“I was proud and privileged to be his daughter,” Maureen MacPherson said.
Molly Sweeney, one of Coach Mac’s four grandchildren, reflected on his role as her beloved Papa.
“He always made each one of us think we were his favorite,” she said. To her, Coach Mac represented family, faith and football, but so much more as well — Maine doughnuts, coffee, full-sized Snickers bars and breakfasts.
“He is the kind of person who loved you so much you thought your heart would explode,” she said. “Heaven is a little more orange now because of you.”
ESPN broadcaster Sean McDonough ’84, was sort of a reluctant Syracuse University student after not being admitted to his first choice, Notre Dame. He was a student employee in the sports information office, in the fall of 1980, when he attended the press conference introducing MacPherson as the new Syracuse football coach. Coach Mac, who was greeting everyone from the Chancellor to the student interns, shook McDonough’s hand. Through conversation, he realized that he knew McDonough’s father, Boston sportswriter Will McDonough.
“We are going to talk about what Sean McDonough can do to help get this football program off the ground,” Coach Mac promised. A few weeks later, true to his word and with a 15-minute notice, Coach Mac met McDonough outside of Day Hall. He proceeded to take him to Mass and football practice, and thus began McDonough’s work with the football program.
McDonough said he learned many things over the next three-and-a-half years, which uplifted his SU experience. Coach Mac even stepped in when McDonough was facing the possibility of not returning to school because of finances. Within months, McDonough became the voice of the Syracuse Chiefs, which helped to launch his professional broadcasting career.
“It is not an overstatement to say that Coach’s intervention saved the arc and path of my life,” McDonough said. “He changed my life, saved my life and continued to influence my life.”
McDonough also recalled MacPherson’s exuberance and love for Syracuse in the coach’s role as a broadcaster for Orange football games, which began after his tenure as head coach of the New England Patriots.
“Syracuse and Central New York have never had a better ambassador than Coach Mac, and they never will,” he said.
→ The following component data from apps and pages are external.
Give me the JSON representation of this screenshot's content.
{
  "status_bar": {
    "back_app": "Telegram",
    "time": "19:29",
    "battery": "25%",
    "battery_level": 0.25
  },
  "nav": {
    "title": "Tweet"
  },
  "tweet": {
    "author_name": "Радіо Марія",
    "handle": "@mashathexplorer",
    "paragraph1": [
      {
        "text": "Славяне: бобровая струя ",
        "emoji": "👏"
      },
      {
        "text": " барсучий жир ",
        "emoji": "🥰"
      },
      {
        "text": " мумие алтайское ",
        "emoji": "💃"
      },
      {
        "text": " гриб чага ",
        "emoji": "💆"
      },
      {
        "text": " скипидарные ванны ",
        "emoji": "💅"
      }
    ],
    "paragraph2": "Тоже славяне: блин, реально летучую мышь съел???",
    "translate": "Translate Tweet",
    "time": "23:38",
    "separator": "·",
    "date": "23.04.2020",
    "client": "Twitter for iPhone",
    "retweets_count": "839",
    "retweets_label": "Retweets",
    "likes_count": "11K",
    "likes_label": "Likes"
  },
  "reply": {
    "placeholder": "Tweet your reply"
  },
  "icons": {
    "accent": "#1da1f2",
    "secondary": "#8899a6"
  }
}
Macky ’14 and Cameron ’16 MacPherson, Coach Mac’s grandsons, concluded the service with their reflections on their beloved grandfather. Both played for the Orange; Macky is now a graduate assistant to Coach Dino Babers and Cameron is pursuing a graduate degree at the University.
“There are not enough hours in a day or days in the year to explain what he meant to me,” Macky said.
Coach Mac was a father figure to his grandsons — he taught them how to throw a football, play golf, be tough through pain and grow to be men of morals, character and integrity. Both brothers have fond memories of growing up on the Syracuse sidelines, attending practices led by former head coach Paul Pasqualoni.
“Not only was he a Hall of Fame coach — he was a Hall of Fame grandfather,” Macky said.
Cameron, a poet, talked of his Papa as a man of ritual. He remembers many things — rosary beads, coffee, barber shops, diners, chocolate-glazed doughnuts — things that Coach Mac loved that combined into wonderful memories for his grandchildren. The most important memories they have taken from their grandfather, though, are the ones that defined him best — his displays of character, values, of doing the right thing. He did that for 86 years, and now, Cameron said, “You have earned your rest.”